Multidistrict proceedings are supposed to enhance the fair and efficient litigation and resolution of large controversies. In theory, they concentrate multiple lawsuits involving the same subject before one court, and the court helps the parties streamline the litigation by, for example, entering pretrial orders that apply in every case, rather than having many different courts address the same issues over and over again. Through the use of bellwether trials, these courts can help the parties obtain the information they need about the strength of the claims pool and thereby facilitate a more efficient resolution of all claims.
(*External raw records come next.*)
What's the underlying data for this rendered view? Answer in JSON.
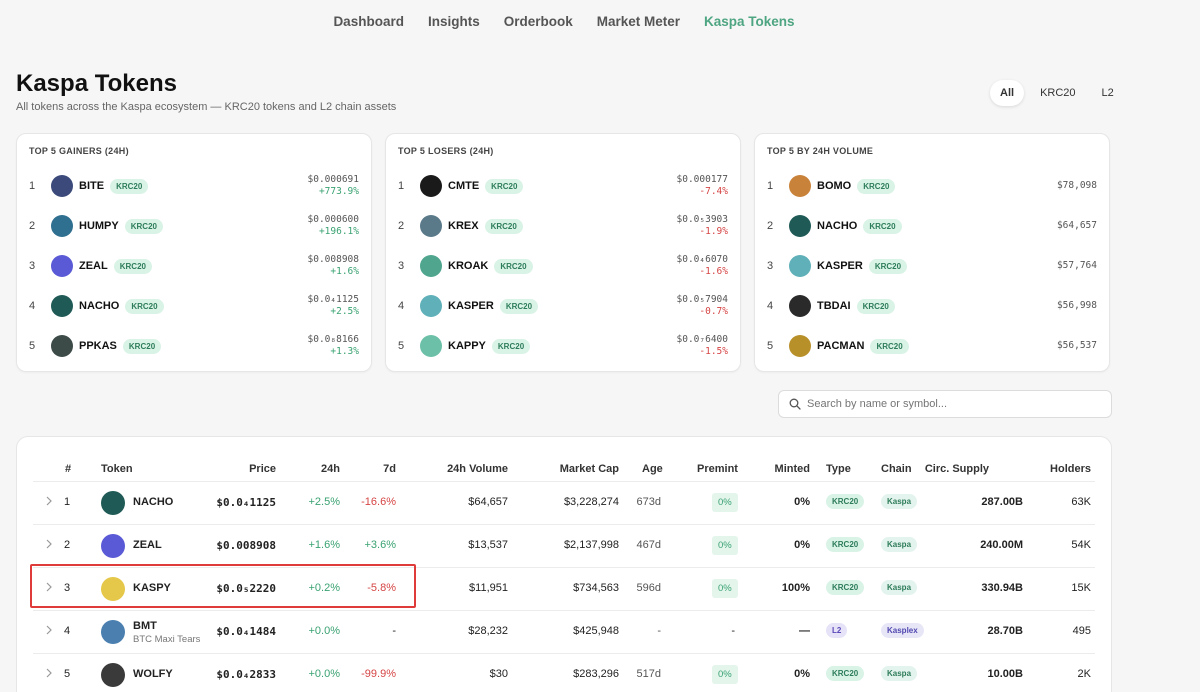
{
  "nav": {
    "items": [
      {
        "label": "Dashboard",
        "active": false
      },
      {
        "label": "Insights",
        "active": false
      },
      {
        "label": "Orderbook",
        "active": false
      },
      {
        "label": "Market Meter",
        "active": false
      },
      {
        "label": "Kaspa Tokens",
        "active": true
      }
    ],
    "active_color": "#4ea582"
  },
  "page": {
    "title": "Kaspa Tokens",
    "subtitle": "All tokens across the Kaspa ecosystem — KRC20 tokens and L2 chain assets"
  },
  "filters": [
    "All",
    "KRC20",
    "L2"
  ],
  "cards": [
    {
      "title": "TOP 5 GAINERS (24H)",
      "rows": [
        {
          "rank": "1",
          "symbol": "BITE",
          "badge": "KRC20",
          "price": "$0.000691",
          "change": "+773.9%",
          "dir": "up",
          "color": "#3b4a7a"
        },
        {
          "rank": "2",
          "symbol": "HUMPY",
          "badge": "KRC20",
          "price": "$0.000600",
          "change": "+196.1%",
          "dir": "up",
          "color": "#2f6f8f"
        },
        {
          "rank": "3",
          "symbol": "ZEAL",
          "badge": "KRC20",
          "price": "$0.008908",
          "change": "+1.6%",
          "dir": "up",
          "color": "#5a5ad6"
        },
        {
          "rank": "4",
          "symbol": "NACHO",
          "badge": "KRC20",
          "price": "$0.0₄1125",
          "change": "+2.5%",
          "dir": "up",
          "color": "#1f5a56"
        },
        {
          "rank": "5",
          "symbol": "PPKAS",
          "badge": "KRC20",
          "price": "$0.0₈8166",
          "change": "+1.3%",
          "dir": "up",
          "color": "#3c4a48"
        }
      ]
    },
    {
      "title": "TOP 5 LOSERS (24H)",
      "rows": [
        {
          "rank": "1",
          "symbol": "CMTE",
          "badge": "KRC20",
          "price": "$0.000177",
          "change": "-7.4%",
          "dir": "down",
          "color": "#1a1a1a"
        },
        {
          "rank": "2",
          "symbol": "KREX",
          "badge": "KRC20",
          "price": "$0.0₅3903",
          "change": "-1.9%",
          "dir": "down",
          "color": "#5a7a8a"
        },
        {
          "rank": "3",
          "symbol": "KROAK",
          "badge": "KRC20",
          "price": "$0.0₄6070",
          "change": "-1.6%",
          "dir": "down",
          "color": "#4fa58e"
        },
        {
          "rank": "4",
          "symbol": "KASPER",
          "badge": "KRC20",
          "price": "$0.0₅7904",
          "change": "-0.7%",
          "dir": "down",
          "color": "#5fb0b8"
        },
        {
          "rank": "5",
          "symbol": "KAPPY",
          "badge": "KRC20",
          "price": "$0.0₇6400",
          "change": "-1.5%",
          "dir": "down",
          "color": "#6cc0a8"
        }
      ]
    },
    {
      "title": "TOP 5 BY 24H VOLUME",
      "rows": [
        {
          "rank": "1",
          "symbol": "BOMO",
          "badge": "KRC20",
          "price": "$78,098",
          "change": "",
          "dir": "",
          "color": "#c9823a"
        },
        {
          "rank": "2",
          "symbol": "NACHO",
          "badge": "KRC20",
          "price": "$64,657",
          "change": "",
          "dir": "",
          "color": "#1f5a56"
        },
        {
          "rank": "3",
          "symbol": "KASPER",
          "badge": "KRC20",
          "price": "$57,764",
          "change": "",
          "dir": "",
          "color": "#5fb0b8"
        },
        {
          "rank": "4",
          "symbol": "TBDAI",
          "badge": "KRC20",
          "price": "$56,998",
          "change": "",
          "dir": "",
          "color": "#2a2a2a"
        },
        {
          "rank": "5",
          "symbol": "PACMAN",
          "badge": "KRC20",
          "price": "$56,537",
          "change": "",
          "dir": "",
          "color": "#b8902a"
        }
      ]
    }
  ],
  "search": {
    "placeholder": "Search by name or symbol..."
  },
  "table": {
    "headers": [
      "#",
      "Token",
      "Price",
      "24h",
      "7d",
      "24h Volume",
      "Market Cap",
      "Age",
      "Premint",
      "Minted",
      "Type",
      "Chain",
      "Circ. Supply",
      "Holders"
    ],
    "rows": [
      {
        "rank": "1",
        "symbol": "NACHO",
        "sub": "",
        "price": "$0.0₄1125",
        "d24": "+2.5%",
        "d24dir": "up",
        "d7": "-16.6%",
        "d7dir": "down",
        "volume": "$64,657",
        "mcap": "$3,228,274",
        "age": "673d",
        "premint": "0%",
        "minted": "0%",
        "type": "KRC20",
        "chain": "Kaspa",
        "supply": "287.00B",
        "holders": "63K",
        "color": "#1f5a56"
      },
      {
        "rank": "2",
        "symbol": "ZEAL",
        "sub": "",
        "price": "$0.008908",
        "d24": "+1.6%",
        "d24dir": "up",
        "d7": "+3.6%",
        "d7dir": "up",
        "volume": "$13,537",
        "mcap": "$2,137,998",
        "age": "467d",
        "premint": "0%",
        "minted": "0%",
        "type": "KRC20",
        "chain": "Kaspa",
        "supply": "240.00M",
        "holders": "54K",
        "color": "#5a5ad6"
      },
      {
        "rank": "3",
        "symbol": "KASPY",
        "sub": "",
        "price": "$0.0₅2220",
        "d24": "+0.2%",
        "d24dir": "up",
        "d7": "-5.8%",
        "d7dir": "down",
        "volume": "$11,951",
        "mcap": "$734,563",
        "age": "596d",
        "premint": "0%",
        "minted": "100%",
        "type": "KRC20",
        "chain": "Kaspa",
        "supply": "330.94B",
        "holders": "15K",
        "color": "#e5c84a"
      },
      {
        "rank": "4",
        "symbol": "BMT",
        "sub": "BTC Maxi Tears",
        "price": "$0.0₄1484",
        "d24": "+0.0%",
        "d24dir": "up",
        "d7": "-",
        "d7dir": "",
        "volume": "$28,232",
        "mcap": "$425,948",
        "age": "-",
        "premint": "-",
        "minted": "—",
        "type": "L2",
        "chain": "Kasplex",
        "supply": "28.70B",
        "holders": "495",
        "color": "#4a7fb0"
      },
      {
        "rank": "5",
        "symbol": "WOLFY",
        "sub": "",
        "price": "$0.0₄2833",
        "d24": "+0.0%",
        "d24dir": "up",
        "d7": "-99.9%",
        "d7dir": "down",
        "volume": "$30",
        "mcap": "$283,296",
        "age": "517d",
        "premint": "0%",
        "minted": "0%",
        "type": "KRC20",
        "chain": "Kaspa",
        "supply": "10.00B",
        "holders": "2K",
        "color": "#3a3a3a"
      }
    ]
  }
}
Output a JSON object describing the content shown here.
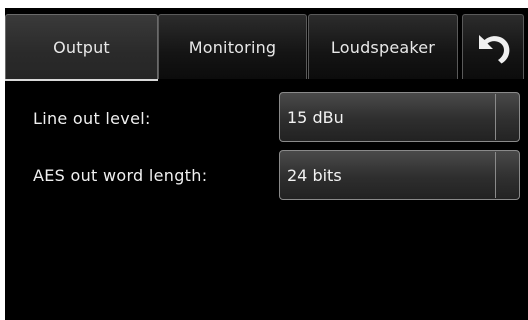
{
  "tabs": [
    {
      "label": "Output",
      "active": true
    },
    {
      "label": "Monitoring",
      "active": false
    },
    {
      "label": "Loudspeaker",
      "active": false
    }
  ],
  "undo": {
    "icon": "undo-arrow-icon"
  },
  "settings": [
    {
      "label": "Line out level:",
      "value": "15 dBu"
    },
    {
      "label": "AES out word length:",
      "value": "24 bits"
    }
  ],
  "colors": {
    "background": "#000000",
    "text": "#f0f0f0",
    "control_border": "#8a8a8a",
    "active_tab_underline": "#d9d9d9"
  }
}
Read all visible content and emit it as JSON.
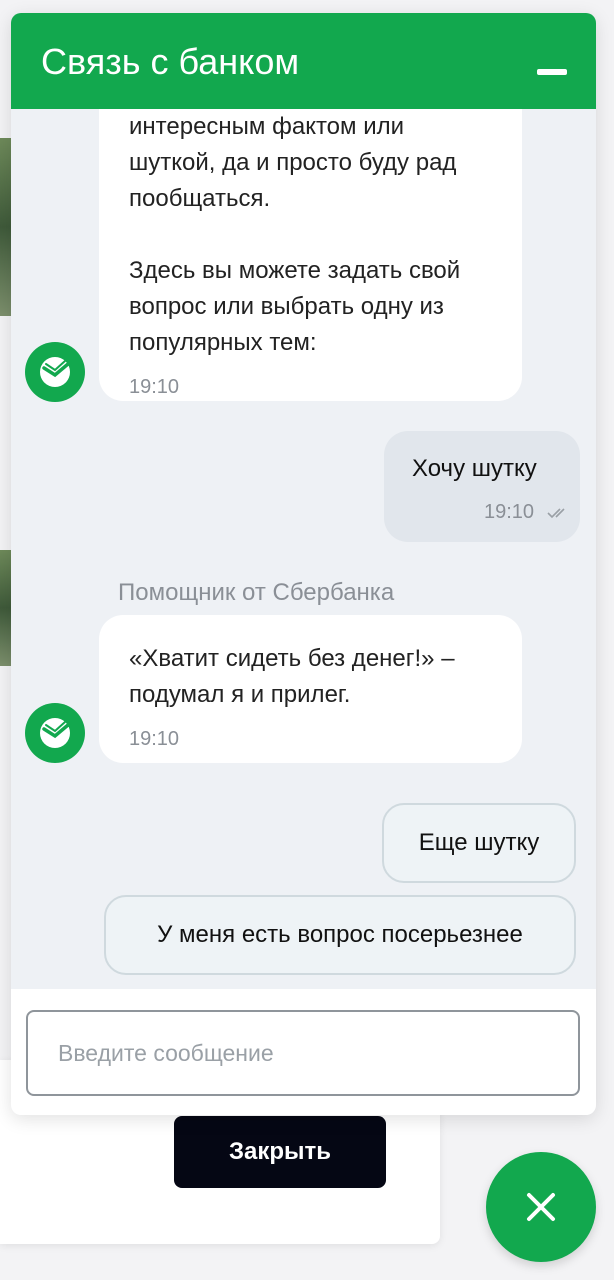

Unfortunately, multidistrict litigation (MDL) practice is not living up to the theory: MDL proceedings are morphing from a procedural device that is intended to create efficiencies in civil litigation (particularly pretrial discovery) into lawsuit magnets. This is, in large part, because plaintiffs’ counsel have increasingly been able to turn the chief virtue of MDL-the efficiencies gained from resolving pretrial matters in the aggregate-into a significant vice.

Through aggressive advertising and highly sophisticated client recruitment strategies, plaintiffs’ counsel have been able to use the existence of multidistrict proceedings to attract claims of dubious merit. And because multidistrict proceedings by design have tended to prioritize global issues over individual ones, plaintiffs’ counsel have successfully warehoused meritless claims and shielded them from judicial scrutiny in a way they never could if all the cases were being tried individually.

This paper addresses the aggressive solicitation of clients by lawyers and outside groups; the frivolous (and sometimes fraudulent) nature of many lawsuits filed in MDL proceedings; the settlement pressure inherent in MDL proceedings that defendants face; and various case management and other meaningful proposals under which plaintiffs’ counsel would be barred from parking meritless lawsuits in MDL proceedings that waste the parties’ and the courts’ time and resources.

View PDF